▶ _Task requirements_:
A precise reproduction of every record below is needed, minus the pictures.

▶ _Stored records_:
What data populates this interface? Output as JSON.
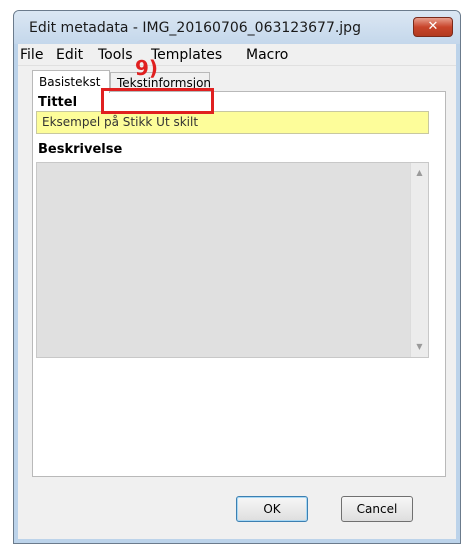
{
  "window": {
    "title": "Edit metadata - IMG_20160706_063123677.jpg",
    "close_glyph": "✕"
  },
  "menu": {
    "items": [
      "File",
      "Edit",
      "Tools",
      "Templates",
      "Macro"
    ]
  },
  "tabs": [
    {
      "label": "Basistekst",
      "active": true
    },
    {
      "label": "Tekstinformsjon",
      "active": false
    }
  ],
  "annotation": {
    "label": "9)",
    "color": "#e02020"
  },
  "form": {
    "title_label": "Tittel",
    "title_value": "Eksempel på Stikk Ut skilt",
    "description_label": "Beskrivelse",
    "description_value": ""
  },
  "buttons": {
    "ok": "OK",
    "cancel": "Cancel"
  },
  "colors": {
    "title_field_bg": "#fdfd9a",
    "close_button": "#c8452b"
  },
  "icons": [
    "close-icon",
    "scroll-up-icon",
    "scroll-down-icon"
  ]
}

▶ _Expected answer_:
What data populates this interface? Output as JSON.
{
  "window": {
    "title": "Edit metadata - IMG_20160706_063123677.jpg",
    "close_glyph": "✕"
  },
  "menu": {
    "items": [
      "File",
      "Edit",
      "Tools",
      "Templates",
      "Macro"
    ]
  },
  "tabs": [
    {
      "label": "Basistekst",
      "active": true
    },
    {
      "label": "Tekstinformsjon",
      "active": false
    }
  ],
  "annotation": {
    "label": "9)",
    "color": "#e02020"
  },
  "form": {
    "title_label": "Tittel",
    "title_value": "Eksempel på Stikk Ut skilt",
    "description_label": "Beskrivelse",
    "description_value": ""
  },
  "buttons": {
    "ok": "OK",
    "cancel": "Cancel"
  },
  "colors": {
    "title_field_bg": "#fdfd9a",
    "close_button": "#c8452b"
  },
  "icons": [
    "close-icon",
    "scroll-up-icon",
    "scroll-down-icon"
  ]
}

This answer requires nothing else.